━━━━━ Material for this exercise
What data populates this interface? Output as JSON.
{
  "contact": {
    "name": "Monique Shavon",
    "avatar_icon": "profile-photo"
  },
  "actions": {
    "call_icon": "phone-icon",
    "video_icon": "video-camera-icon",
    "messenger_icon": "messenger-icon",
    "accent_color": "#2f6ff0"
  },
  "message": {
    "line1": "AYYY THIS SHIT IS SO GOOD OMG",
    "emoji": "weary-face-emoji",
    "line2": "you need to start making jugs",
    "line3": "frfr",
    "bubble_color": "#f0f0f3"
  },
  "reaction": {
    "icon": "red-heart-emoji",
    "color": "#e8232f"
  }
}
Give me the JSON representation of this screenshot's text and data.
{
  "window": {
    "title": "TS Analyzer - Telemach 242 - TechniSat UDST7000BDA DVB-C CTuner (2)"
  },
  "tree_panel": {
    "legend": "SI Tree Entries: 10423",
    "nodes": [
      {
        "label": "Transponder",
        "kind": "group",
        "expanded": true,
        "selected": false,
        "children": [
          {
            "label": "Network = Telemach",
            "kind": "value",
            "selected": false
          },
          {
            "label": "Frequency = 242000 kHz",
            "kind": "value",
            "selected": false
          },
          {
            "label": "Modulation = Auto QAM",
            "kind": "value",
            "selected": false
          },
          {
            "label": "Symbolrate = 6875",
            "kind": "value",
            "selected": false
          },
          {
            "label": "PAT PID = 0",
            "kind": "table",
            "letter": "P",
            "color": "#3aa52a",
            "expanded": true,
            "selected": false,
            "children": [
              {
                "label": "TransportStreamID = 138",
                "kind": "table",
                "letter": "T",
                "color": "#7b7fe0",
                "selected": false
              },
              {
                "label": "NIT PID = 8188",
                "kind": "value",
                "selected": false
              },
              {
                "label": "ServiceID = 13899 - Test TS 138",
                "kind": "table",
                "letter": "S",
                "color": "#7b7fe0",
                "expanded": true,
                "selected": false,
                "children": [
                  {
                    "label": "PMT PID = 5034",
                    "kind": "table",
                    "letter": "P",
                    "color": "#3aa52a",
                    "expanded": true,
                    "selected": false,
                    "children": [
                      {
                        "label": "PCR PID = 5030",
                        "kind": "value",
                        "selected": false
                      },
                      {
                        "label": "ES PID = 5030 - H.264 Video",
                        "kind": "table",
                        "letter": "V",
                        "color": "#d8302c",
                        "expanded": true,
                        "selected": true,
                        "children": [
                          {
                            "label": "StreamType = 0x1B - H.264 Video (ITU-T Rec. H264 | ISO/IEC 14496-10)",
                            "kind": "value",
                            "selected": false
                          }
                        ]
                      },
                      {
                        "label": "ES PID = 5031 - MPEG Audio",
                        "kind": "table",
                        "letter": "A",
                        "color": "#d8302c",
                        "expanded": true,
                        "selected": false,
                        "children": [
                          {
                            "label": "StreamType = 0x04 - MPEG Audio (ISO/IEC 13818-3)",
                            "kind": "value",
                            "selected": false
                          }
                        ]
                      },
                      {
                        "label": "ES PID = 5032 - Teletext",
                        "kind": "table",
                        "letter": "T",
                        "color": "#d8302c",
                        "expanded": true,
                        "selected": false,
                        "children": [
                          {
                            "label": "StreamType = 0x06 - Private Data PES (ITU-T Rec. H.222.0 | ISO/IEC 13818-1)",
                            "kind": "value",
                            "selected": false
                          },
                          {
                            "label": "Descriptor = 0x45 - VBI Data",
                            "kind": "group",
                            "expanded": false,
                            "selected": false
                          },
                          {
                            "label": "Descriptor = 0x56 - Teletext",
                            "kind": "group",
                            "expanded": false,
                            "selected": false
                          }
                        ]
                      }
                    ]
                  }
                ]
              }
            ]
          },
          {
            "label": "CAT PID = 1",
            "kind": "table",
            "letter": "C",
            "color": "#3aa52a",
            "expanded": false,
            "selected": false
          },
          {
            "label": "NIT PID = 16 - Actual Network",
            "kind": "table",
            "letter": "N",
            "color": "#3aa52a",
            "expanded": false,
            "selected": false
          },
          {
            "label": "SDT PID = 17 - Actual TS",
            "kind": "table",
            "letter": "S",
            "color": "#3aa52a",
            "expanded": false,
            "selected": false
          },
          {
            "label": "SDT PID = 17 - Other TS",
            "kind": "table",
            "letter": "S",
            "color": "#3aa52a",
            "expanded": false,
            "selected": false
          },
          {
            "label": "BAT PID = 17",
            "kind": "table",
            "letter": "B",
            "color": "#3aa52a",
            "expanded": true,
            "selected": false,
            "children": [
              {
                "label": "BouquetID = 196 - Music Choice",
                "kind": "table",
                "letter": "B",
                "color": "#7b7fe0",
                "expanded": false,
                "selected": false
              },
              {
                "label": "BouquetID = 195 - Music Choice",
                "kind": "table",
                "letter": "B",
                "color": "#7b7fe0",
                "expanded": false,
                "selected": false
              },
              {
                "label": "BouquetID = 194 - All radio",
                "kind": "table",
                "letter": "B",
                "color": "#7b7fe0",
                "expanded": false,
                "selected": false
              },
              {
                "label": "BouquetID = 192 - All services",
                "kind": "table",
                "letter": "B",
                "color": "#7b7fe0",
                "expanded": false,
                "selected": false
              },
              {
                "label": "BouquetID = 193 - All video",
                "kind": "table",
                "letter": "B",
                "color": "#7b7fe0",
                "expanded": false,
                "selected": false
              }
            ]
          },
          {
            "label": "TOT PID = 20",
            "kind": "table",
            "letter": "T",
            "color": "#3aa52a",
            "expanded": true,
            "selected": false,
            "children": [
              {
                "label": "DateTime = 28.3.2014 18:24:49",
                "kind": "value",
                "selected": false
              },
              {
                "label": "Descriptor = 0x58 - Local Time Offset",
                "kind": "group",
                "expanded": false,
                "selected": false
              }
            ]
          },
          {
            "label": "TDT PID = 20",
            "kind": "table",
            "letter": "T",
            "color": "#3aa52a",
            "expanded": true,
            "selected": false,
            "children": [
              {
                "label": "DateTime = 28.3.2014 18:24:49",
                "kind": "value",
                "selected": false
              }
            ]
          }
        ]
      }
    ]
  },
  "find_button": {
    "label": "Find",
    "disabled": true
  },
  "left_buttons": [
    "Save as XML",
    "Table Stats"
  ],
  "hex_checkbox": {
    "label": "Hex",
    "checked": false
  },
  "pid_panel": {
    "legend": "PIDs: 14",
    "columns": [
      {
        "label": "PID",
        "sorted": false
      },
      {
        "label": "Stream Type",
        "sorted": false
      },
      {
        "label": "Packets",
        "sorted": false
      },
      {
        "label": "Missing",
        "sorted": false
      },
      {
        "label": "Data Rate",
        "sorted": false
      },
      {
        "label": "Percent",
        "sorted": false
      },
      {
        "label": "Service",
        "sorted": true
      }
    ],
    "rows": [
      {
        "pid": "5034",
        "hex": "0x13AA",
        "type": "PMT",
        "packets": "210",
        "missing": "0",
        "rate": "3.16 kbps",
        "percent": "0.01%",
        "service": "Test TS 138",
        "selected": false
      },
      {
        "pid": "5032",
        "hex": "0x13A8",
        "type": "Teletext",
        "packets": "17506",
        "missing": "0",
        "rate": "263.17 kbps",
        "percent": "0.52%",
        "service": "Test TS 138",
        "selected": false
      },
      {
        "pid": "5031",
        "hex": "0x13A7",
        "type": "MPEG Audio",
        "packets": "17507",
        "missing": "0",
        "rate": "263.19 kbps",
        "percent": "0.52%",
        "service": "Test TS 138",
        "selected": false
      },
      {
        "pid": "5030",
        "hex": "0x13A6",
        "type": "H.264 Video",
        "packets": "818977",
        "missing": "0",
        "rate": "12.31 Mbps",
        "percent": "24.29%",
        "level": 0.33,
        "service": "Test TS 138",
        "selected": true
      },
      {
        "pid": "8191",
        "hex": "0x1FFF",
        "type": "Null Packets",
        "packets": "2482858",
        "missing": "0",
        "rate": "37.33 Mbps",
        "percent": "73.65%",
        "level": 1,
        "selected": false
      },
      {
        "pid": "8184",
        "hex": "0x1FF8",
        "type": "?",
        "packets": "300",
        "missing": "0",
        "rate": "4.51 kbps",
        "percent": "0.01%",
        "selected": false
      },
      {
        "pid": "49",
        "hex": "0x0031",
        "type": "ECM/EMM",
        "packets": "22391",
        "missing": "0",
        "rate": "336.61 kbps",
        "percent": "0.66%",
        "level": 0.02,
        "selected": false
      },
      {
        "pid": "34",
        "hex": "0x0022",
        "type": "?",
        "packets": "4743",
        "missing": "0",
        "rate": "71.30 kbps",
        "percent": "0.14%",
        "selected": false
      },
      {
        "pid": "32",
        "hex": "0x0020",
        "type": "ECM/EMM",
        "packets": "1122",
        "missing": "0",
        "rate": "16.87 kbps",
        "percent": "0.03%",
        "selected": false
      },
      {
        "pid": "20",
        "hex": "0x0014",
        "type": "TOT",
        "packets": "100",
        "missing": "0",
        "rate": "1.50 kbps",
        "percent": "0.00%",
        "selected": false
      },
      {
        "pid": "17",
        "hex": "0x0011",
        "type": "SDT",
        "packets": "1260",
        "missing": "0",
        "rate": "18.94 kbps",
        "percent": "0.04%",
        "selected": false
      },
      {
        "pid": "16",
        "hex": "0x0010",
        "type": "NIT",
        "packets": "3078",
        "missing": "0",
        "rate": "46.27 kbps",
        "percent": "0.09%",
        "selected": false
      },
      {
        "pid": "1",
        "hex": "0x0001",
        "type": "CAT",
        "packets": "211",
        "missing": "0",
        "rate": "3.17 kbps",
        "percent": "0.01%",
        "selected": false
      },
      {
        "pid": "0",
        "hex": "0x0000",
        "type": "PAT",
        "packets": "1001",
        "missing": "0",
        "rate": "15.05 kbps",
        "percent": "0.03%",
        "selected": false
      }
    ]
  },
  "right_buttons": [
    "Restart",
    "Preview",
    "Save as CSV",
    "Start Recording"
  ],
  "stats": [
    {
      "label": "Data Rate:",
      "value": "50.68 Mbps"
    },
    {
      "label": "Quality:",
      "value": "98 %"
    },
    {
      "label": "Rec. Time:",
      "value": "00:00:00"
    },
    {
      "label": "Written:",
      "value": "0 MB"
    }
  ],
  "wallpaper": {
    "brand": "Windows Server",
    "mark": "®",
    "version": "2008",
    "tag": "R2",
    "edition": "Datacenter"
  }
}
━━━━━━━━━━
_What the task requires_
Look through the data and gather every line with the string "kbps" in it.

_Finished task_
        "rate": "3.16 kbps",
        "rate": "263.17 kbps",
        "rate": "263.19 kbps",
        "rate": "4.51 kbps",
        "rate": "336.61 kbps",
        "rate": "71.30 kbps",
        "rate": "16.87 kbps",
        "rate": "1.50 kbps",
        "rate": "18.94 kbps",
        "rate": "46.27 kbps",
        "rate": "3.17 kbps",
        "rate": "15.05 kbps",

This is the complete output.